(Data records for software interfaces)
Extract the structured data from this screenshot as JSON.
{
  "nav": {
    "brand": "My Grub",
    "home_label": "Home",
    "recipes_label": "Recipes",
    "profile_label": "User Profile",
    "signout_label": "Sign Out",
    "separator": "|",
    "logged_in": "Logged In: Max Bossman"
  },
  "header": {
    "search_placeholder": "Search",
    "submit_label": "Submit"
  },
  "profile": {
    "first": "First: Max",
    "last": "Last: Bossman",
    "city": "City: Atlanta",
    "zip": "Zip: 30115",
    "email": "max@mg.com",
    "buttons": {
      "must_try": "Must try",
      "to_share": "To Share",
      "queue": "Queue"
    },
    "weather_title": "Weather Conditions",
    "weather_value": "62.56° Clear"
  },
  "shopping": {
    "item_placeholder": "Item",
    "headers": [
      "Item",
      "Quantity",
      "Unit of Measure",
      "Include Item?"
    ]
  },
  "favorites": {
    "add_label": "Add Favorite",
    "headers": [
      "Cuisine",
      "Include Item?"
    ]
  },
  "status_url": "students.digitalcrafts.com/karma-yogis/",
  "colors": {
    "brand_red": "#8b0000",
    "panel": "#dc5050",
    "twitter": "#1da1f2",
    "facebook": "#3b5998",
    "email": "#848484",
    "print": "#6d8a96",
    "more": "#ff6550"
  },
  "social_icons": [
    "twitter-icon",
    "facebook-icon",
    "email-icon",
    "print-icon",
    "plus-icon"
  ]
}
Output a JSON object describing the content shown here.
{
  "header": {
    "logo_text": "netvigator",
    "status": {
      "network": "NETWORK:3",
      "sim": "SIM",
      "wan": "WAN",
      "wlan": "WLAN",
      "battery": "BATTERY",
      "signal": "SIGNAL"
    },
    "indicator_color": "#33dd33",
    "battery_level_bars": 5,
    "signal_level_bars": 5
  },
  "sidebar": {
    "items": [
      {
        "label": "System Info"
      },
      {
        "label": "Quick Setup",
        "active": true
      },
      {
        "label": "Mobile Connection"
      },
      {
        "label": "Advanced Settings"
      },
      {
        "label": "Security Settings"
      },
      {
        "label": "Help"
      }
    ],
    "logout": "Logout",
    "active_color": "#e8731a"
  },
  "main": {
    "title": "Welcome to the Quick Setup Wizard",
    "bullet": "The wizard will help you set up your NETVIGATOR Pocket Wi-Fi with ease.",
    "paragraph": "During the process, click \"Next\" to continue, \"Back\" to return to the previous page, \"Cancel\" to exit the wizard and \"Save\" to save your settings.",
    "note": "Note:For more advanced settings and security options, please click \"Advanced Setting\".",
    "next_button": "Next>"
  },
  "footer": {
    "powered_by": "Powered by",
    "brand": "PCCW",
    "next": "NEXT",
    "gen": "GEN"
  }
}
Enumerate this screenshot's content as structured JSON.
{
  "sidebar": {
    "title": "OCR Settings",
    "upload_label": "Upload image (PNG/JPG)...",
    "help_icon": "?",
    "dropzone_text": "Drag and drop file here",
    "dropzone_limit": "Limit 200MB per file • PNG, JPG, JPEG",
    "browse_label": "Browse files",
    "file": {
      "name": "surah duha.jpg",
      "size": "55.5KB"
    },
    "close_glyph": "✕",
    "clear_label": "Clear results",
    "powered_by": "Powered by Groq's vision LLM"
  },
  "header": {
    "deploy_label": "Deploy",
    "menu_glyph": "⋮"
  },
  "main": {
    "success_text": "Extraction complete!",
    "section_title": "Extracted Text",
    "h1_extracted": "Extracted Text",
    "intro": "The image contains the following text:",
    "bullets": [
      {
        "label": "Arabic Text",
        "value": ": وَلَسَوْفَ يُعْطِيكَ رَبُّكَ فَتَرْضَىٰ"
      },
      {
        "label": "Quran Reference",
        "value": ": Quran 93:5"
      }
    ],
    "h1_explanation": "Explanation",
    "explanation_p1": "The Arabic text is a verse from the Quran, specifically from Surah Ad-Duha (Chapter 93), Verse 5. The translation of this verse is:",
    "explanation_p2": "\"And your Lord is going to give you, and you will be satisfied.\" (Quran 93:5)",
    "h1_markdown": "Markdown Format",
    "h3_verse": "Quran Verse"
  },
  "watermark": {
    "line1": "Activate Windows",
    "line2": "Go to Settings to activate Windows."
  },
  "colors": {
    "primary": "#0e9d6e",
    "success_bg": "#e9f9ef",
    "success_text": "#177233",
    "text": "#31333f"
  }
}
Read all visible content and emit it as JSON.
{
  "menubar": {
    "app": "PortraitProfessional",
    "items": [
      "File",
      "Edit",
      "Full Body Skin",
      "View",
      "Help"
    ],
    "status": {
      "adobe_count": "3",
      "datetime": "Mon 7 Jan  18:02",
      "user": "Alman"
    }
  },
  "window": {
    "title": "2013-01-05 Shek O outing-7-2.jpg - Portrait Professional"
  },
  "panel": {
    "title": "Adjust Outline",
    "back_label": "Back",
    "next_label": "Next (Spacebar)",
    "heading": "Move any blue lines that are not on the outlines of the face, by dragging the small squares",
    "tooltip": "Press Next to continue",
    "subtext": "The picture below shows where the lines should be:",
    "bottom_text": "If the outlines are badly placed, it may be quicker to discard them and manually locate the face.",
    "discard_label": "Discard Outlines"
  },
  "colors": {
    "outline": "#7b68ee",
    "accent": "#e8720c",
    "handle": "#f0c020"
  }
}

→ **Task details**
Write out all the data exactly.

→ **Output for this exercise**
Extract the structured data from this screenshot as JSON.
{
  "nav": {
    "brand": "My Grub",
    "home_label": "Home",
    "recipes_label": "Recipes",
    "profile_label": "User Profile",
    "signout_label": "Sign Out",
    "separator": "|",
    "logged_in": "Logged In: Max Bossman"
  },
  "header": {
    "search_placeholder": "Search",
    "submit_label": "Submit"
  },
  "profile": {
    "first": "First: Max",
    "last": "Last: Bossman",
    "city": "City: Atlanta",
    "zip": "Zip: 30115",
    "email": "max@mg.com",
    "buttons": {
      "must_try": "Must try",
      "to_share": "To Share",
      "queue": "Queue"
    },
    "weather_title": "Weather Conditions",
    "weather_value": "62.56° Clear"
  },
  "shopping": {
    "item_placeholder": "Item",
    "headers": [
      "Item",
      "Quantity",
      "Unit of Measure",
      "Include Item?"
    ]
  },
  "favorites": {
    "add_label": "Add Favorite",
    "headers": [
      "Cuisine",
      "Include Item?"
    ]
  },
  "status_url": "students.digitalcrafts.com/karma-yogis/",
  "colors": {
    "brand_red": "#8b0000",
    "panel": "#dc5050",
    "twitter": "#1da1f2",
    "facebook": "#3b5998",
    "email": "#848484",
    "print": "#6d8a96",
    "more": "#ff6550"
  },
  "social_icons": [
    "twitter-icon",
    "facebook-icon",
    "email-icon",
    "print-icon",
    "plus-icon"
  ]
}
Output a JSON object describing the content shown here.
{
  "header": {
    "logo_text": "netvigator",
    "status": {
      "network": "NETWORK:3",
      "sim": "SIM",
      "wan": "WAN",
      "wlan": "WLAN",
      "battery": "BATTERY",
      "signal": "SIGNAL"
    },
    "indicator_color": "#33dd33",
    "battery_level_bars": 5,
    "signal_level_bars": 5
  },
  "sidebar": {
    "items": [
      {
        "label": "System Info"
      },
      {
        "label": "Quick Setup",
        "active": true
      },
      {
        "label": "Mobile Connection"
      },
      {
        "label": "Advanced Settings"
      },
      {
        "label": "Security Settings"
      },
      {
        "label": "Help"
      }
    ],
    "logout": "Logout",
    "active_color": "#e8731a"
  },
  "main": {
    "title": "Welcome to the Quick Setup Wizard",
    "bullet": "The wizard will help you set up your NETVIGATOR Pocket Wi-Fi with ease.",
    "paragraph": "During the process, click \"Next\" to continue, \"Back\" to return to the previous page, \"Cancel\" to exit the wizard and \"Save\" to save your settings.",
    "note": "Note:For more advanced settings and security options, please click \"Advanced Setting\".",
    "next_button": "Next>"
  },
  "footer": {
    "powered_by": "Powered by",
    "brand": "PCCW",
    "next": "NEXT",
    "gen": "GEN"
  }
}
Enumerate this screenshot's content as structured JSON.
{
  "sidebar": {
    "title": "OCR Settings",
    "upload_label": "Upload image (PNG/JPG)...",
    "help_icon": "?",
    "dropzone_text": "Drag and drop file here",
    "dropzone_limit": "Limit 200MB per file • PNG, JPG, JPEG",
    "browse_label": "Browse files",
    "file": {
      "name": "surah duha.jpg",
      "size": "55.5KB"
    },
    "close_glyph": "✕",
    "clear_label": "Clear results",
    "powered_by": "Powered by Groq's vision LLM"
  },
  "header": {
    "deploy_label": "Deploy",
    "menu_glyph": "⋮"
  },
  "main": {
    "success_text": "Extraction complete!",
    "section_title": "Extracted Text",
    "h1_extracted": "Extracted Text",
    "intro": "The image contains the following text:",
    "bullets": [
      {
        "label": "Arabic Text",
        "value": ": وَلَسَوْفَ يُعْطِيكَ رَبُّكَ فَتَرْضَىٰ"
      },
      {
        "label": "Quran Reference",
        "value": ": Quran 93:5"
      }
    ],
    "h1_explanation": "Explanation",
    "explanation_p1": "The Arabic text is a verse from the Quran, specifically from Surah Ad-Duha (Chapter 93), Verse 5. The translation of this verse is:",
    "explanation_p2": "\"And your Lord is going to give you, and you will be satisfied.\" (Quran 93:5)",
    "h1_markdown": "Markdown Format",
    "h3_verse": "Quran Verse"
  },
  "watermark": {
    "line1": "Activate Windows",
    "line2": "Go to Settings to activate Windows."
  },
  "colors": {
    "primary": "#0e9d6e",
    "success_bg": "#e9f9ef",
    "success_text": "#177233",
    "text": "#31333f"
  }
}
Read all visible content and emit it as JSON.
{
  "menubar": {
    "app": "PortraitProfessional",
    "items": [
      "File",
      "Edit",
      "Full Body Skin",
      "View",
      "Help"
    ],
    "status": {
      "adobe_count": "3",
      "datetime": "Mon 7 Jan  18:02",
      "user": "Alman"
    }
  },
  "window": {
    "title": "2013-01-05 Shek O outing-7-2.jpg - Portrait Professional"
  },
  "panel": {
    "title": "Adjust Outline",
    "back_label": "Back",
    "next_label": "Next (Spacebar)",
    "heading": "Move any blue lines that are not on the outlines of the face, by dragging the small squares",
    "tooltip": "Press Next to continue",
    "subtext": "The picture below shows where the lines should be:",
    "bottom_text": "If the outlines are badly placed, it may be quicker to discard them and manually locate the face.",
    "discard_label": "Discard Outlines"
  },
  "colors": {
    "outline": "#7b68ee",
    "accent": "#e8720c",
    "handle": "#f0c020"
  }
}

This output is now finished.